**EXERCISE DIRECTIONS:**
Please report every line from the material that contains the word "Beröringar".

**GIVEN INFORMATION:**
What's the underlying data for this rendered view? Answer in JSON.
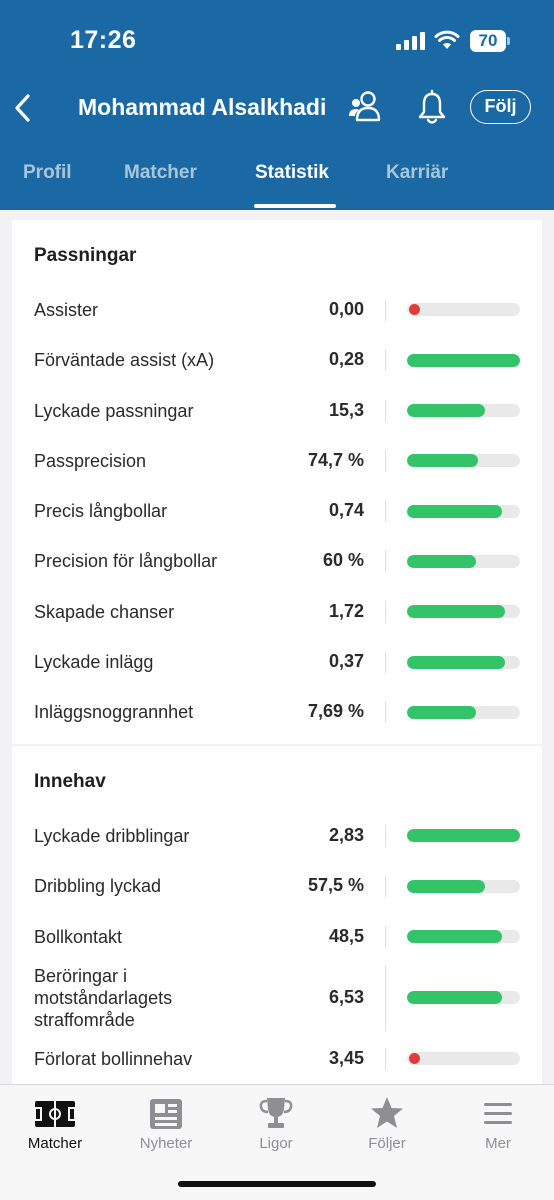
{
  "status_bar": {
    "time": "17:26",
    "battery": "70"
  },
  "header": {
    "title": "Mohammad Alsalkhadi",
    "follow_label": "Följ"
  },
  "tabs": [
    {
      "label": "Profil"
    },
    {
      "label": "Matcher"
    },
    {
      "label": "Statistik",
      "active": true
    },
    {
      "label": "Karriär"
    }
  ],
  "sections": [
    {
      "title": "Passningar",
      "rows": [
        {
          "label": "Assister",
          "value": "0,00",
          "percentile": 0.02
        },
        {
          "label": "Förväntade assist (xA)",
          "value": "0,28",
          "percentile": 1.0
        },
        {
          "label": "Lyckade passningar",
          "value": "15,3",
          "percentile": 0.69
        },
        {
          "label": "Passprecision",
          "value": "74,7 %",
          "percentile": 0.63
        },
        {
          "label": "Precis långbollar",
          "value": "0,74",
          "percentile": 0.84
        },
        {
          "label": "Precision för långbollar",
          "value": "60 %",
          "percentile": 0.61
        },
        {
          "label": "Skapade chanser",
          "value": "1,72",
          "percentile": 0.87
        },
        {
          "label": "Lyckade inlägg",
          "value": "0,37",
          "percentile": 0.87
        },
        {
          "label": "Inläggsnoggrannhet",
          "value": "7,69 %",
          "percentile": 0.61
        }
      ]
    },
    {
      "title": "Innehav",
      "rows": [
        {
          "label": "Lyckade dribblingar",
          "value": "2,83",
          "percentile": 1.0
        },
        {
          "label": "Dribbling lyckad",
          "value": "57,5 %",
          "percentile": 0.69
        },
        {
          "label": "Bollkontakt",
          "value": "48,5",
          "percentile": 0.84
        },
        {
          "label": "Beröringar i motståndarlagets straffområde",
          "label_lines": [
            "Beröringar i",
            "motståndarlagets",
            "straffområde"
          ],
          "value": "6,53",
          "percentile": 0.84
        },
        {
          "label": "Förlorat bollinnehav",
          "value": "3,45",
          "percentile": 0.02
        }
      ]
    }
  ],
  "bottom_nav": [
    {
      "label": "Matcher",
      "icon": "pitch-icon",
      "active": true
    },
    {
      "label": "Nyheter",
      "icon": "news-icon"
    },
    {
      "label": "Ligor",
      "icon": "trophy-icon"
    },
    {
      "label": "Följer",
      "icon": "star-icon"
    },
    {
      "label": "Mer",
      "icon": "menu-icon"
    }
  ],
  "colors": {
    "header": "#1a69a4",
    "bar_good": "#33c46a",
    "bar_bad": "#e33b3b",
    "bar_track": "#e9e9ea"
  }
}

**YOUR SOLUTION:**
          "label": "Beröringar i motståndarlagets straffområde",
            "Beröringar i",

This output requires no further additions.